The highest degree of Holy Orders is the episcopate. Roman Catholic bishops in the United States are chosen directly by the Holy Father from among priests. They are then ordained by at least three bishops. Some bishops are auxiliary bishops, meaning they assist a diocesan bishop in his duties. The diocesan bishop is the shepherd and source of unity of all the Catholic faithful within the boundaries of the diocese. His three principal functions are teaching, sanctifying, and governing. Sometimes bishops are transferred from one diocese to another. All bishops must submit a letter of resignation to the pope when they turn 75. Even when they retire, however, bishops remain bishops, and many continue to assist the diocesan bishop in his duties. Some bishops are called archbishops because they lead an archdiocese or a special office in the Church. This is only a title; it does not require another ordination. Likewise, some bishops are made cardinals by the pope. Again, this is a title; it does not require another ordination.
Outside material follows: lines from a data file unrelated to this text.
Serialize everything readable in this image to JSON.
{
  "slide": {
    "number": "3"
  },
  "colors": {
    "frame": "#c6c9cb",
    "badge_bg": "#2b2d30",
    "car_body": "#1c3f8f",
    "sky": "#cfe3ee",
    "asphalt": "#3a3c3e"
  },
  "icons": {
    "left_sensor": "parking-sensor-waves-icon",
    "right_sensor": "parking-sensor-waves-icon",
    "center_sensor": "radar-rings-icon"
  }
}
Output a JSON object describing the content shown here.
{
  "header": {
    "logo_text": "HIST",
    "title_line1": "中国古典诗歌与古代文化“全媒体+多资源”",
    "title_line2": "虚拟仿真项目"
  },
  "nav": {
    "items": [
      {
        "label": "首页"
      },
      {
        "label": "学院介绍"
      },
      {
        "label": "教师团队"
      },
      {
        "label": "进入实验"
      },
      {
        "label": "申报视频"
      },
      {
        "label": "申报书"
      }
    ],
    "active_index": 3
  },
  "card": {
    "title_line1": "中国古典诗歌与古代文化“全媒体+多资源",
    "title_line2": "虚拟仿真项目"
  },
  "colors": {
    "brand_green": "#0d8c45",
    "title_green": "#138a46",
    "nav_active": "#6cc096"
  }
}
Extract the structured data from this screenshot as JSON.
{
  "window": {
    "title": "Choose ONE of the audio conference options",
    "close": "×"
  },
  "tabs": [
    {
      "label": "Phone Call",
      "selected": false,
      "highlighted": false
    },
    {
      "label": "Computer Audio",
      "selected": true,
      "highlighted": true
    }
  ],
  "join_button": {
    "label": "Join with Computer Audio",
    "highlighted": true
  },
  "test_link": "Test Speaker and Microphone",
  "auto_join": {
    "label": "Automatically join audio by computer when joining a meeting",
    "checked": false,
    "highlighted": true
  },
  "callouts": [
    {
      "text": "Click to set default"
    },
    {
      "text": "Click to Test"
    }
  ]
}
Aside from diocesan bishops, priests, and deacons, there are members of religious orders. Some of the better-known religious orders are the Franciscans, the Dominicans, and the Jesuits. Members of these orders commit themselves to growing in holiness through the particular way of life of their community. They typically make vows of poverty, chastity, and obedience. Some members of religious orders are priests and (transitional) deacons. Non-ordained members of male communities are often called “brothers.” Similarly, members of female communities are usually called “sisters.” Every religious community is unique. Some are contemplative, meaning their members are primarily devoted to prayer. Some are active, meaning their members undertake certain work outside of the community, such as teaching and healthcare.
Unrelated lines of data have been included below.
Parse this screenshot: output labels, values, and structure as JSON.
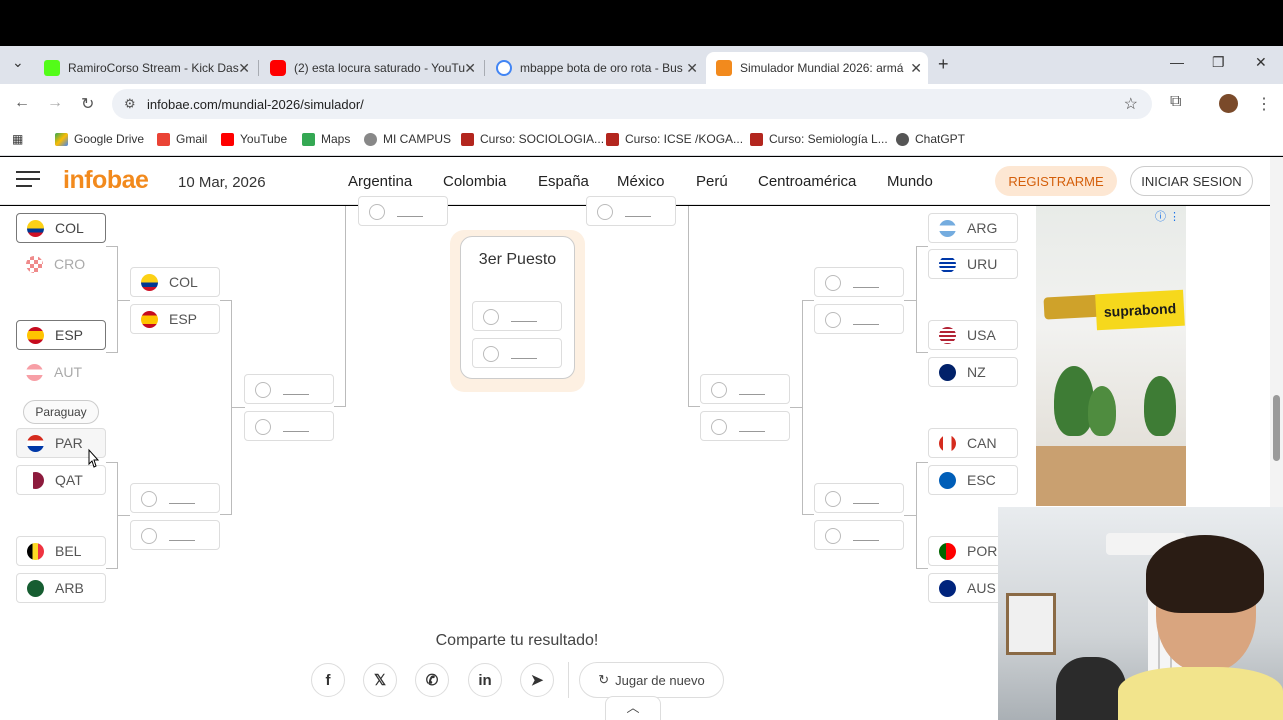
{
  "browser": {
    "tabs": [
      {
        "title": "RamiroCorso Stream - Kick Das",
        "icon_color": "#53fc18"
      },
      {
        "title": "(2) esta locura saturado - YouTu",
        "icon_color": "#ff0000"
      },
      {
        "title": "mbappe bota de oro rota - Bus",
        "icon_color": "#4285f4"
      },
      {
        "title": "Simulador Mundial 2026: armá",
        "icon_color": "#f28a1d"
      }
    ],
    "new_tab": "+",
    "url": "infobae.com/mundial-2026/simulador/",
    "bookmarks": [
      "Google Drive",
      "Gmail",
      "YouTube",
      "Maps",
      "MI CAMPUS",
      "Curso: SOCIOLOGIA...",
      "Curso: ICSE /KOGA...",
      "Curso: Semiología L...",
      "ChatGPT"
    ]
  },
  "site": {
    "logo": "infobae",
    "date": "10 Mar, 2026",
    "nav": [
      "Argentina",
      "Colombia",
      "España",
      "México",
      "Perú",
      "Centroamérica",
      "Mundo"
    ],
    "register": "REGISTRARME",
    "login": "INICIAR SESION"
  },
  "bracket": {
    "left_r1": [
      "COL",
      "CRO",
      "ESP",
      "AUT",
      "PAR",
      "QAT",
      "BEL",
      "ARB"
    ],
    "left_r2": [
      "COL",
      "ESP"
    ],
    "right_r1": [
      "ARG",
      "URU",
      "USA",
      "NZ",
      "CAN",
      "ESC",
      "POR",
      "AUS"
    ],
    "third_place_title": "3er Puesto",
    "tooltip": "Paraguay",
    "empty_slot": "___"
  },
  "share": {
    "title": "Comparte tu resultado!",
    "replay": "Jugar de nuevo"
  },
  "ad": {
    "brand": "suprabond"
  }
}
The privilege of serving God’s people as a priest, deacon, religious sister or brother is personally fulfilling and spiritually exciting. Anyone who feels they might be interested in the priesthood, diaconate, or religious life should speak to a parish priest.
Good Shepherd Statue
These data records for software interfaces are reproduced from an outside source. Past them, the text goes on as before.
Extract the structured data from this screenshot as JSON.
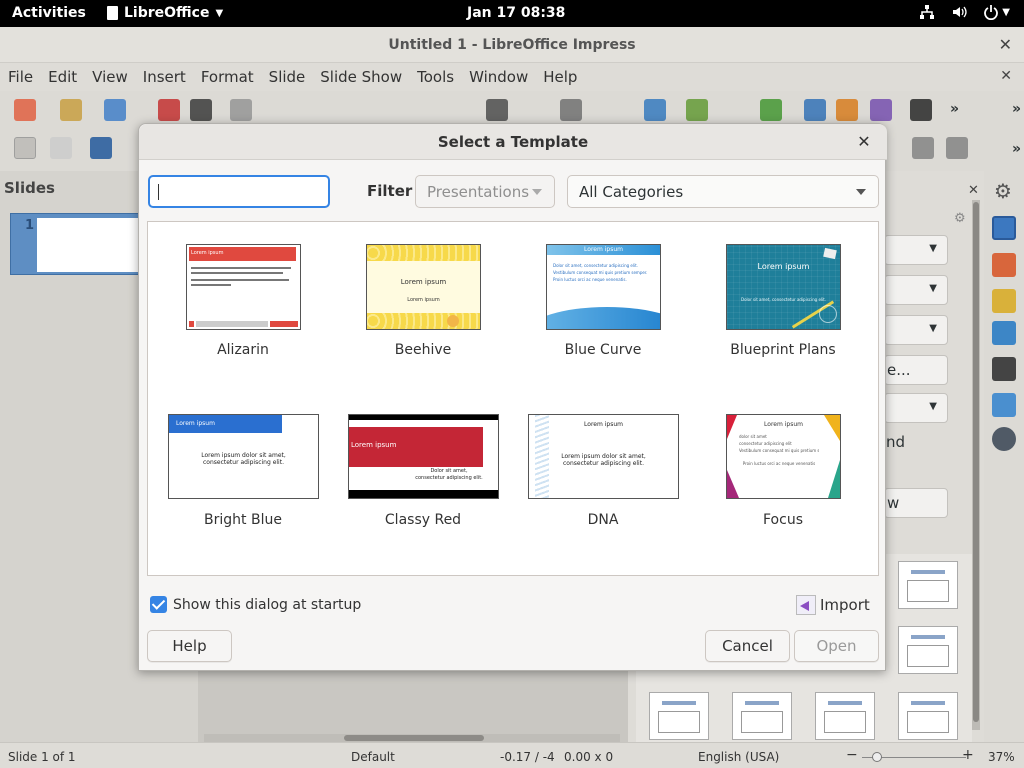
{
  "topbar": {
    "activities": "Activities",
    "app_name": "LibreOffice",
    "clock": "Jan 17  08:38"
  },
  "window": {
    "title": "Untitled 1 - LibreOffice Impress"
  },
  "menu": [
    "File",
    "Edit",
    "View",
    "Insert",
    "Format",
    "Slide",
    "Slide Show",
    "Tools",
    "Window",
    "Help"
  ],
  "slides_pane": {
    "label": "Slides",
    "slide_number": "1"
  },
  "sidebar": {
    "partial_text_1": "e...",
    "partial_text_2": "nd",
    "partial_text_3": "w"
  },
  "statusbar": {
    "slide_info": "Slide 1 of 1",
    "master": "Default",
    "position": "-0.17 / -4",
    "size": "0.00 x 0",
    "language": "English (USA)",
    "zoom": "37%"
  },
  "dialog": {
    "title": "Select a Template",
    "search_value": "",
    "filter_label": "Filter",
    "filter_value": "Presentations",
    "category_value": "All Categories",
    "templates": [
      {
        "name": "Alizarin"
      },
      {
        "name": "Beehive"
      },
      {
        "name": "Blue Curve"
      },
      {
        "name": "Blueprint Plans"
      },
      {
        "name": "Bright Blue"
      },
      {
        "name": "Classy Red"
      },
      {
        "name": "DNA"
      },
      {
        "name": "Focus"
      }
    ],
    "thumb_text": {
      "lorem": "Lorem ipsum",
      "lorem_long": "Lorem ipsum dolor sit amet,",
      "consectetur": "consectetur adipiscing elit.",
      "dolor": "Dolor sit amet,",
      "blue_curve_1": "Dolor sit amet, consectetur adipiscing elit.",
      "blue_curve_2": "Vestibulum consequat mi quis pretium semper.",
      "blue_curve_3": "Proin luctus orci ac neque venenatis.",
      "blueprint_sub": "Dolor sit amet, consectetur adipiscing elit.",
      "focus_1": "dolor sit amet",
      "focus_2": "consectetur adipiscing elit",
      "focus_3": "Vestibulum consequat mi quis pretium semper",
      "focus_4": "Proin luctus orci ac neque venenatis"
    },
    "show_at_startup_label": "Show this dialog at startup",
    "show_at_startup_checked": true,
    "import_label": "Import",
    "help_label": "Help",
    "cancel_label": "Cancel",
    "open_label": "Open"
  }
}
Each week a family generously agrees to take home the Good Shepherd Statue to pray in a special way for vocations. Prayers and suggestions are sent home with the statue. If your family is interested in participating as a “Good Shepherd” family, please call the rectory at 718-738-1616, ext. 213.
Anointing of the Sick
Those who are seriously ill, or advanced in age, should receive the Sacrament of the Anointing of the Sick. Please call the Rectory at (718) 738-1616 to arrange for this. If the sick person is unable to come to the church, a priest will visit the parishioner at home.
This sacrament need not and should not be delayed until death is imminent. It is meant to give someone the spiritual healing and strength needed to bear a serious illness with courage and trust in God. In some cases, the Lord uses this sacrament to bring about physical healing as well.